Stored entries:
###

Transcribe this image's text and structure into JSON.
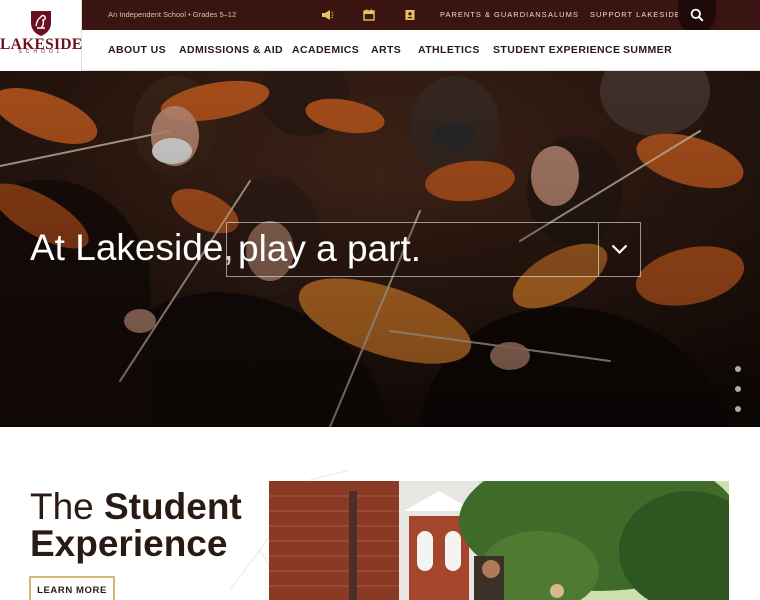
{
  "header": {
    "logo": {
      "name": "LAKESIDE",
      "sub": "SCHOOL"
    },
    "tagline": "An Independent School • Grades 5–12",
    "utility_icons": [
      "megaphone-icon",
      "calendar-icon",
      "directory-icon"
    ],
    "utility_links": [
      "PARENTS & GUARDIANS",
      "ALUMS",
      "SUPPORT LAKESIDE"
    ],
    "search_icon": "search-icon"
  },
  "nav": {
    "items": [
      "ABOUT US",
      "ADMISSIONS & AID",
      "ACADEMICS",
      "ARTS",
      "ATHLETICS",
      "STUDENT EXPERIENCE",
      "SUMMER"
    ]
  },
  "hero": {
    "lead": "At Lakeside,",
    "selected_option": "play a part.",
    "dropdown_icon": "chevron-down-icon",
    "slide_count": 3
  },
  "feature": {
    "title_light": "The ",
    "title_bold_1": "Student",
    "title_bold_2": "Experience",
    "button": "LEARN MORE"
  },
  "colors": {
    "brand_maroon": "#6b1020",
    "utility_bg": "#3a1410",
    "accent_gold": "#d8b67a",
    "text_dark": "#2a1a14"
  }
}
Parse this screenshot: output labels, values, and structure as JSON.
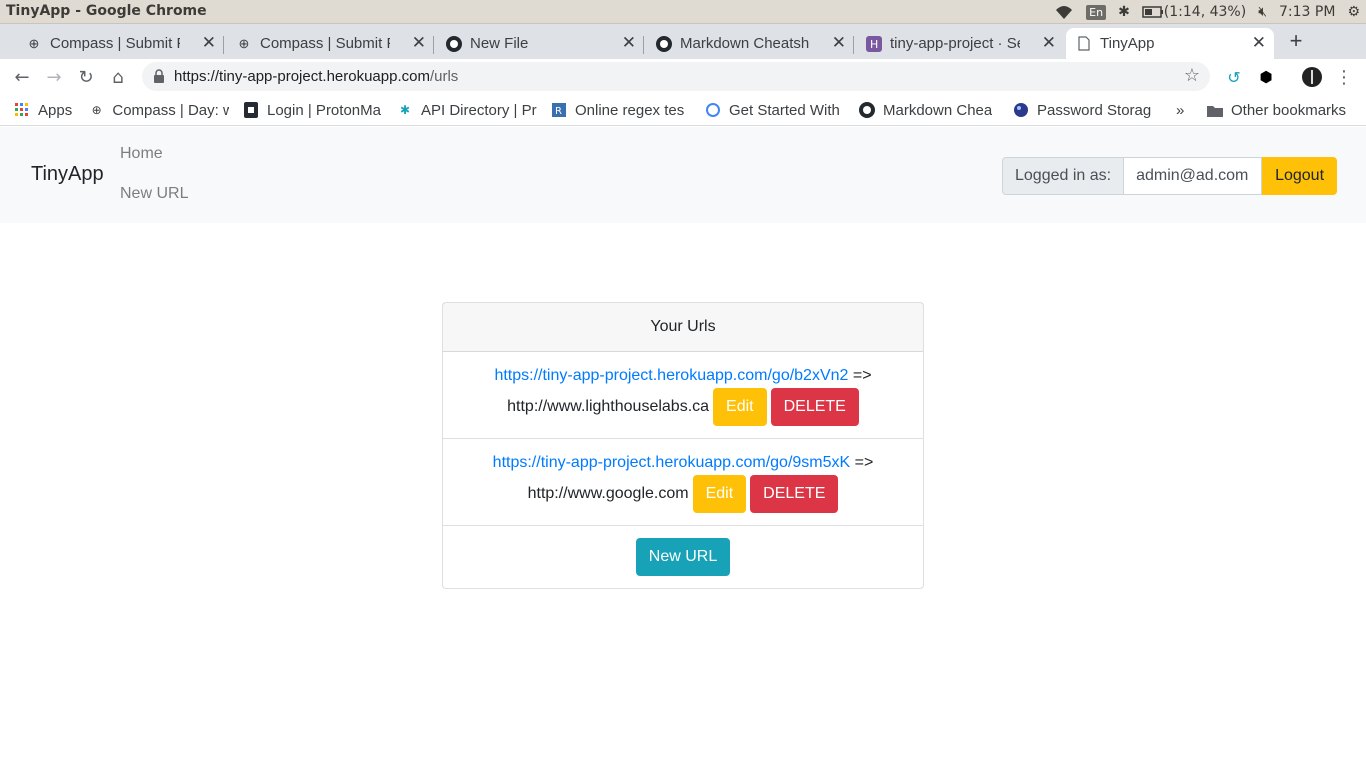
{
  "os": {
    "window_title": "TinyApp - Google Chrome",
    "lang": "En",
    "battery": "(1:14, 43%)",
    "time": "7:13 PM"
  },
  "tabs": [
    {
      "label": "Compass | Submit Pro",
      "icon": "compass-icon"
    },
    {
      "label": "Compass | Submit Pro",
      "icon": "compass-icon"
    },
    {
      "label": "New File",
      "icon": "github-icon"
    },
    {
      "label": "Markdown Cheatshee",
      "icon": "github-icon"
    },
    {
      "label": "tiny-app-project · Sett",
      "icon": "heroku-icon"
    },
    {
      "label": "TinyApp",
      "icon": "page-icon"
    }
  ],
  "address": {
    "host": "https://tiny-app-project.herokuapp.com",
    "path": "/urls"
  },
  "bookmarks": [
    {
      "label": "Apps",
      "icon": "apps-grid-icon"
    },
    {
      "label": "Compass | Day: w",
      "icon": "compass-icon"
    },
    {
      "label": "Login | ProtonMa",
      "icon": "protonmail-icon"
    },
    {
      "label": "API Directory | Pr",
      "icon": "api-icon"
    },
    {
      "label": "Online regex tes",
      "icon": "regex-icon"
    },
    {
      "label": "Get Started With",
      "icon": "google-icon"
    },
    {
      "label": "Markdown Chea",
      "icon": "github-icon"
    },
    {
      "label": "Password Storag",
      "icon": "globe-icon"
    },
    {
      "label": "»",
      "icon": "chevron-right-icon"
    },
    {
      "label": "Other bookmarks",
      "icon": "folder-icon"
    }
  ],
  "navbar": {
    "brand": "TinyApp",
    "home": "Home",
    "new_url": "New URL",
    "logged_in_label": "Logged in as:",
    "email": "admin@ad.com",
    "logout": "Logout"
  },
  "card": {
    "header": "Your Urls",
    "arrow": "=>",
    "edit_label": "Edit",
    "delete_label": "DELETE",
    "new_url_label": "New URL",
    "urls": [
      {
        "short": "https://tiny-app-project.herokuapp.com/go/b2xVn2",
        "long": "http://www.lighthouselabs.ca"
      },
      {
        "short": "https://tiny-app-project.herokuapp.com/go/9sm5xK",
        "long": "http://www.google.com"
      }
    ]
  },
  "colors": {
    "link": "#007bff",
    "warning": "#ffc107",
    "danger": "#dc3545",
    "info": "#17a2b8"
  }
}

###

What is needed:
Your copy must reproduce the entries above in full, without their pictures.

Reply:
Transcribe this image's text and structure into JSON.
{
  "header": {
    "logo": {
      "name": "LAKESIDE",
      "sub": "SCHOOL"
    },
    "tagline": "An Independent School • Grades 5–12",
    "utility_icons": [
      "megaphone-icon",
      "calendar-icon",
      "directory-icon"
    ],
    "utility_links": [
      "PARENTS & GUARDIANS",
      "ALUMS",
      "SUPPORT LAKESIDE"
    ],
    "search_icon": "search-icon"
  },
  "nav": {
    "items": [
      "ABOUT US",
      "ADMISSIONS & AID",
      "ACADEMICS",
      "ARTS",
      "ATHLETICS",
      "STUDENT EXPERIENCE",
      "SUMMER"
    ]
  },
  "hero": {
    "lead": "At Lakeside,",
    "selected_option": "play a part.",
    "dropdown_icon": "chevron-down-icon",
    "slide_count": 3
  },
  "feature": {
    "title_light": "The ",
    "title_bold_1": "Student",
    "title_bold_2": "Experience",
    "button": "LEARN MORE"
  },
  "colors": {
    "brand_maroon": "#6b1020",
    "utility_bg": "#3a1410",
    "accent_gold": "#d8b67a",
    "text_dark": "#2a1a14"
  }
}
Parse this screenshot: output labels, values, and structure as JSON.
{
  "os": {
    "window_title": "TinyApp - Google Chrome",
    "lang": "En",
    "battery": "(1:14, 43%)",
    "time": "7:13 PM"
  },
  "tabs": [
    {
      "label": "Compass | Submit Pro",
      "icon": "compass-icon"
    },
    {
      "label": "Compass | Submit Pro",
      "icon": "compass-icon"
    },
    {
      "label": "New File",
      "icon": "github-icon"
    },
    {
      "label": "Markdown Cheatshee",
      "icon": "github-icon"
    },
    {
      "label": "tiny-app-project · Sett",
      "icon": "heroku-icon"
    },
    {
      "label": "TinyApp",
      "icon": "page-icon"
    }
  ],
  "address": {
    "host": "https://tiny-app-project.herokuapp.com",
    "path": "/urls"
  },
  "bookmarks": [
    {
      "label": "Apps",
      "icon": "apps-grid-icon"
    },
    {
      "label": "Compass | Day: w",
      "icon": "compass-icon"
    },
    {
      "label": "Login | ProtonMa",
      "icon": "protonmail-icon"
    },
    {
      "label": "API Directory | Pr",
      "icon": "api-icon"
    },
    {
      "label": "Online regex tes",
      "icon": "regex-icon"
    },
    {
      "label": "Get Started With",
      "icon": "google-icon"
    },
    {
      "label": "Markdown Chea",
      "icon": "github-icon"
    },
    {
      "label": "Password Storag",
      "icon": "globe-icon"
    },
    {
      "label": "»",
      "icon": "chevron-right-icon"
    },
    {
      "label": "Other bookmarks",
      "icon": "folder-icon"
    }
  ],
  "navbar": {
    "brand": "TinyApp",
    "home": "Home",
    "new_url": "New URL",
    "logged_in_label": "Logged in as:",
    "email": "admin@ad.com",
    "logout": "Logout"
  },
  "card": {
    "header": "Your Urls",
    "arrow": "=>",
    "edit_label": "Edit",
    "delete_label": "DELETE",
    "new_url_label": "New URL",
    "urls": [
      {
        "short": "https://tiny-app-project.herokuapp.com/go/b2xVn2",
        "long": "http://www.lighthouselabs.ca"
      },
      {
        "short": "https://tiny-app-project.herokuapp.com/go/9sm5xK",
        "long": "http://www.google.com"
      }
    ]
  },
  "colors": {
    "link": "#007bff",
    "warning": "#ffc107",
    "danger": "#dc3545",
    "info": "#17a2b8"
  }
}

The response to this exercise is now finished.